U Iowa marching band prepares for Rose Bowl

IOWA CITY – Just two days after the University of Iowa football team received word it was heading to the Rose Bowl, Hawkeye Marching Band director Kevin Kastens boarded a flight to Southern California.

Kastens was part of a university delegation that made a three-day site visit to Pasadena, where he drove the Tournament of Roses Parade route and toured the stadium ahead of the Hawkeyes’ first trip to the prestigious New Year’s Day bowl in 25 years.

For Kastens and his 250-member marching band, it was the start of a hectic, but thrilling, few weeks of preparation for one of college athletics’ biggest stages – playing for hundreds of thousands of spectators lining the streets of the 127th Rose Parade, and the millions more who will tune in to watch the big game itself on Jan. 1.

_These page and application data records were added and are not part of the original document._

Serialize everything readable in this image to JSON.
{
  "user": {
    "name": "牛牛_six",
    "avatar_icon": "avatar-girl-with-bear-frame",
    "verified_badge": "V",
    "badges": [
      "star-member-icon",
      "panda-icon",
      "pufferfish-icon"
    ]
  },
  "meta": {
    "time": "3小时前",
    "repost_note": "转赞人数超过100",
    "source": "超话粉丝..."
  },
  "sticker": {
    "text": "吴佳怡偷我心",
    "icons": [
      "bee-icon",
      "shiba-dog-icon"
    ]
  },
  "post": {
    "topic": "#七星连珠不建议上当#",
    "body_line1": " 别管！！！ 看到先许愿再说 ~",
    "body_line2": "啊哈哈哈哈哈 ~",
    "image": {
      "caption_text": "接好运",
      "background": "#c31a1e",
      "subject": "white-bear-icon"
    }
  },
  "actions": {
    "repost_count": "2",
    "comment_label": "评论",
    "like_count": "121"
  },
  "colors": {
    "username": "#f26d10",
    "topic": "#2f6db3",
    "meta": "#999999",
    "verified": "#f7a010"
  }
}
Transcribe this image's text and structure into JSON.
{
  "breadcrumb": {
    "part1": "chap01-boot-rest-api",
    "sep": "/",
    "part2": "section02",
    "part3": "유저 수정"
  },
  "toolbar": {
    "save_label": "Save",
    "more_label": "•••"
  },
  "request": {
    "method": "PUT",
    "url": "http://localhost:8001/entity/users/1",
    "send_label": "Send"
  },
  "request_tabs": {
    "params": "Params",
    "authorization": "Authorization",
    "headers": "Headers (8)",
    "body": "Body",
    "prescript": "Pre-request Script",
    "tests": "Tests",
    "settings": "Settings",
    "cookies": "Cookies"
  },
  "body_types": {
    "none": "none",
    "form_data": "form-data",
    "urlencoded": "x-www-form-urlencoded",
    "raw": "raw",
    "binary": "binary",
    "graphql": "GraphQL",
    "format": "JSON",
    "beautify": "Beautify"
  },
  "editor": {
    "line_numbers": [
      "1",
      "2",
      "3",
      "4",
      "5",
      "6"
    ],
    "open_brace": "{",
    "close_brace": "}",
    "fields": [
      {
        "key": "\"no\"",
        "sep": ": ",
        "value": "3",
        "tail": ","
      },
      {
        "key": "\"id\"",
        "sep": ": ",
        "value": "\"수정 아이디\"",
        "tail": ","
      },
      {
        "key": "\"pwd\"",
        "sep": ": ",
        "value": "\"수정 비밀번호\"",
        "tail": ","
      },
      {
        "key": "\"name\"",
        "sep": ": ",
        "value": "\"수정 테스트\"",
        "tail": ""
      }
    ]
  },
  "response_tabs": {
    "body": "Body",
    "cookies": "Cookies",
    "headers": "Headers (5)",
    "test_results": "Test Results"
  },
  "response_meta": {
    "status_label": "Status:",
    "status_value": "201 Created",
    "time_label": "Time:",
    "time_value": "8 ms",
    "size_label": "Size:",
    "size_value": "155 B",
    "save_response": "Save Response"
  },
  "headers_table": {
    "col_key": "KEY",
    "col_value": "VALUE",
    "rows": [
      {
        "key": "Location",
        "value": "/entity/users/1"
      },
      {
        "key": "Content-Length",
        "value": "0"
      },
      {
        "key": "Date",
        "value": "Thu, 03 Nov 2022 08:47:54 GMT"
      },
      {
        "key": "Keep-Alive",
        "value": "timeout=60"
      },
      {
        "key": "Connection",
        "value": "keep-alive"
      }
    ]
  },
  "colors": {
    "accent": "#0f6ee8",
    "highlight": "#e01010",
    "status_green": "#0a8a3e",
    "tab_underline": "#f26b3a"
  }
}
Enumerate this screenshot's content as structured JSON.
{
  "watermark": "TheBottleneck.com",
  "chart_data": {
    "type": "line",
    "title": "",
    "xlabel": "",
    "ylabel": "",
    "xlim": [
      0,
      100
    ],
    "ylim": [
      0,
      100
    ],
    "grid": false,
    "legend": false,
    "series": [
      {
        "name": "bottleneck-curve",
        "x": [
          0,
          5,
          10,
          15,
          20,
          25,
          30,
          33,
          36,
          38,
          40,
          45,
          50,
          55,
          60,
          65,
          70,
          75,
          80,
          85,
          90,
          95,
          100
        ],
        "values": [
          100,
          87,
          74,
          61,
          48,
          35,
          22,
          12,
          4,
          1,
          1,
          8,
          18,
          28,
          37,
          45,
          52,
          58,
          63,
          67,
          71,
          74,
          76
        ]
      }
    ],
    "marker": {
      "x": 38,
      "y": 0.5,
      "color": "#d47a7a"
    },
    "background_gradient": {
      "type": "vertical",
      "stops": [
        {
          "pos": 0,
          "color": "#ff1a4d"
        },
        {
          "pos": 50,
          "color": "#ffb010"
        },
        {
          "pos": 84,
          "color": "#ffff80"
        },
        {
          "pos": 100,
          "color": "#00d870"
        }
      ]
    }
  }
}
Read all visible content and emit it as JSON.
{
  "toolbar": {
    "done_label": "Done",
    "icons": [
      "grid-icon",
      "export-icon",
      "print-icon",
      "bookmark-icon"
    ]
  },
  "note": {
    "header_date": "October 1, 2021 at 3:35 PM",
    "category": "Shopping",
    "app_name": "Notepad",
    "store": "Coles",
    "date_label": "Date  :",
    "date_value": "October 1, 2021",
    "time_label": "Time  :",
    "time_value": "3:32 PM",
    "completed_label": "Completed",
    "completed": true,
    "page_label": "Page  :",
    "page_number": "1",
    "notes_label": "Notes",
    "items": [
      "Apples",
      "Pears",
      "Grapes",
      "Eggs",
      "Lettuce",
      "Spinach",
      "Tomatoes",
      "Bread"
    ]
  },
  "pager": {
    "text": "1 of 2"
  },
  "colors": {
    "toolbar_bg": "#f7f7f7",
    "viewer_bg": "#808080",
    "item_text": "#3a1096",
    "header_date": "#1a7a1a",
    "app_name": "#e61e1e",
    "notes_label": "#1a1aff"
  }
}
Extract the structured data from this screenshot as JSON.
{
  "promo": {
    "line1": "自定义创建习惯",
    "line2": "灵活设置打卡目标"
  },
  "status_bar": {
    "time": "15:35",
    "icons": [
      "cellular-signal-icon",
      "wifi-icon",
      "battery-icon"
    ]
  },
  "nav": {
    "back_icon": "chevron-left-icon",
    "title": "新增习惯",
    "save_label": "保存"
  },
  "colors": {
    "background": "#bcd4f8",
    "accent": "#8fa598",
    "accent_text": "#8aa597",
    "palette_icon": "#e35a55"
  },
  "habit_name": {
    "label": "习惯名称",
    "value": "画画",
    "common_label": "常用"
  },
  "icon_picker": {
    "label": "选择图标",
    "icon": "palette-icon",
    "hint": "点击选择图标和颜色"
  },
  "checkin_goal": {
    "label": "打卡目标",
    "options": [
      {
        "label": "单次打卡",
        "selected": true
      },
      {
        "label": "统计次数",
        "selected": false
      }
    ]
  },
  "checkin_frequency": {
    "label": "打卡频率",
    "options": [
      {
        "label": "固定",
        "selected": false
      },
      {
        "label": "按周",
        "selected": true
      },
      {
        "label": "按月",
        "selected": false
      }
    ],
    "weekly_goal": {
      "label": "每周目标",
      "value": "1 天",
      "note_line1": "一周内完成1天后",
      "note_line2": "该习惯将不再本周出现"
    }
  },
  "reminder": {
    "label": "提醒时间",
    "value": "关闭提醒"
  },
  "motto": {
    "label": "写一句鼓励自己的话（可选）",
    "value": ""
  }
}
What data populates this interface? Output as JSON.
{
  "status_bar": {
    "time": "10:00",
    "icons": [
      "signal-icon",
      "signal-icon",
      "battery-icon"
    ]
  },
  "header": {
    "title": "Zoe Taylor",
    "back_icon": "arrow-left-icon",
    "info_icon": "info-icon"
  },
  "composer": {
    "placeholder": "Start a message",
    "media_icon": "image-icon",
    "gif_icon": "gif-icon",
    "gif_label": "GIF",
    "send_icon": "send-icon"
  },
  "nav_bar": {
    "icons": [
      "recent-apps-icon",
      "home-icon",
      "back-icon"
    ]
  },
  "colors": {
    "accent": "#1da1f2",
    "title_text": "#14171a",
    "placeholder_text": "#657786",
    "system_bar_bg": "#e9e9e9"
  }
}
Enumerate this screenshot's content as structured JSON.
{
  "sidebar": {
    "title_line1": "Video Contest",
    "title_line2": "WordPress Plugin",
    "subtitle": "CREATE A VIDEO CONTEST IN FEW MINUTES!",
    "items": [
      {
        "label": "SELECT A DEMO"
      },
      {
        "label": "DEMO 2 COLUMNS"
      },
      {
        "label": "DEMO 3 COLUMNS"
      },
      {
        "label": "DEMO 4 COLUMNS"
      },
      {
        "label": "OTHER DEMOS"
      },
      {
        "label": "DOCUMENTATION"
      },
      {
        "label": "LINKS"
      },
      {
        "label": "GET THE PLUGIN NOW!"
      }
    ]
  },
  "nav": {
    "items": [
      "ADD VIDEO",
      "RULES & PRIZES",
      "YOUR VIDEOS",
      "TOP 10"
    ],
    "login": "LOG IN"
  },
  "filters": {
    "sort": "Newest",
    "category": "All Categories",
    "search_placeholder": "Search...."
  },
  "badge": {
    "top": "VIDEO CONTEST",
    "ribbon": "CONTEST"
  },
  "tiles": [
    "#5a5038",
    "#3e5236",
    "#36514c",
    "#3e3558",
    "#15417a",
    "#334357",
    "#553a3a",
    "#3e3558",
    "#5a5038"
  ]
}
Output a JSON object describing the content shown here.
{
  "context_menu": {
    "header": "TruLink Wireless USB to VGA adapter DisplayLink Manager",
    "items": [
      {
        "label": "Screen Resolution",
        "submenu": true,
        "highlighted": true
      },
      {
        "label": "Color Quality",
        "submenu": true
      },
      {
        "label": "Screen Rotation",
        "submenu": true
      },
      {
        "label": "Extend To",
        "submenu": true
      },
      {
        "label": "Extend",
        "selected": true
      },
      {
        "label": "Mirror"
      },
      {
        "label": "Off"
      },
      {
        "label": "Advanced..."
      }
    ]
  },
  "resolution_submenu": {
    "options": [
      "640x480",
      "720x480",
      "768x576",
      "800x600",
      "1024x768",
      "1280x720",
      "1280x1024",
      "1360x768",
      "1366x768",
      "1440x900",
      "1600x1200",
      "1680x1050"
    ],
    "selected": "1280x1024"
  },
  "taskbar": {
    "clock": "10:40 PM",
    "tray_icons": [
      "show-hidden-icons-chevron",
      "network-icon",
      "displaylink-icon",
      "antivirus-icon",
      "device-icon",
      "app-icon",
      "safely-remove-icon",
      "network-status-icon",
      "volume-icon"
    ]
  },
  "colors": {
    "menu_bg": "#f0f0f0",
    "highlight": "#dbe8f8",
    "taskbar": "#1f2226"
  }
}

“I’m really excited for the band; it’s a great opportunity,” Kastens said. “This is the crown jewel for a band, whether it’s a high school band marching in the Tournament of Roses Parade or the collegiate band performing in the parade or at the halftime of the Rose Bowl. As they say, it’s the granddaddy of them all.”

The Iowa City Press-Citizen reports that on Monday, band manager Jack Frank, a senior trombonist from Marion, loaded equipment onto a semitrailer that will eventually be hauled to Pasadena ahead of the band’s Dec. 29 charter flight.

“Being able to go to the Rose Bowl to finish off my career here is a pretty cool thing, because this is the bowl for band,” Frank said. “It’s going to be a jam-packed four days of rehearsals, and we’re working very hard to make sure we’re fully ready for the parade and other events, because it’s a lot of playing over those four days.”

The Hawkeye Marching Band will be unit No. 41 in the Rose Parade’s caravan of nearly 100 groups on New Year’s Day. They’ll march directly behind the Big Ten float, upon which school’s Spirit Squad will ride. An estimated 700,000 spectators will line the 5.5-mile route.

Inside the stadium that afternoon, the band will perform its traditional traveling pregame show, as well as play the national anthem, which will be led by UI’s director of bands, Mark Heidel. At halftime, the musicians will perform a seven-minute highlight show of selections from this past season, including a medley from the rock band Queen and a rendition of “Johnny B. Goode” – the same routine they performed at the Big Ten championship game two weeks ago.

Kastens said it will be a “working trip,” meaning there won’t be much time to take in the sights in Southern California. The band will have a three-hour rehearsal each of the three days leading up to game day and will make appearances at several events:

– A Hawkeye Huddle hosted by the UI Alumni Association from 3 to 5 p.m. Pacific time Dec. 30 at the Los Angeles Convention Center.

– A players-parents reception Dec. 31 outside the Rose Bowl Stadium.

– A kickoff tailgate Dec. 31 outside the Rose Bowl Stadium.

Whittney Seckar-Anderson, who has been UI’s baton-twirling Golden Girl alongside the band the past four seasons, says performing in the parade and at the game will be a “dream come true.”

“After my freshman year we were 4-8 and didn’t get to go to a bowl game, so we’ve come such a long way,” Seckar-Anderson said. “This is every twirler’s dream in college – it doesn’t get much better than this.”

Seckar-Anderson said she’s extended her practices this month to improve her endurance ahead of the long parade and game – a day that will at once surely be exhilarating and exhausting for her and the band.

After four seasons of performances, Seckar-Anderson says she doesn’t get too nervous heading out onto the field with her baton these days. But she’s expecting a few more butterflies than usual when she looks out into the 92,500-seat Rose Bowl.

“The Rose Bowl holds a lot more people than Kinnick, and it’s nationally televised, so I’ll be a little more nervous,” she said. “But once I get going, the nerves will go away, and I’ll just be excited and happy.”

Isaac Anderson, the band’s drum major, said the musicians have been working on their parade marching technique and endurance, since the last parade they marched in was homecoming weekend in October.

“The big thing for the band is getting into shape, because this is going to be a lot more physically taxing,” said Anderson, a junior.

As a fifth-year senior, Frank, the band manager, has been to three previous bowl games with the Hawkeyes: the Insight Bowl in 2011 in Tempe, Arizona; the Outback Bowl in 2013 Tampa, Florida, and the TaxSlayer Bowl last season in Jacksonville, Florida.

“It’s always a good experience because Iowa travels so well,” Frank said. “Other teams will go and their bands may just play for a general crowd, but everyone comes out from Iowa and supports us.”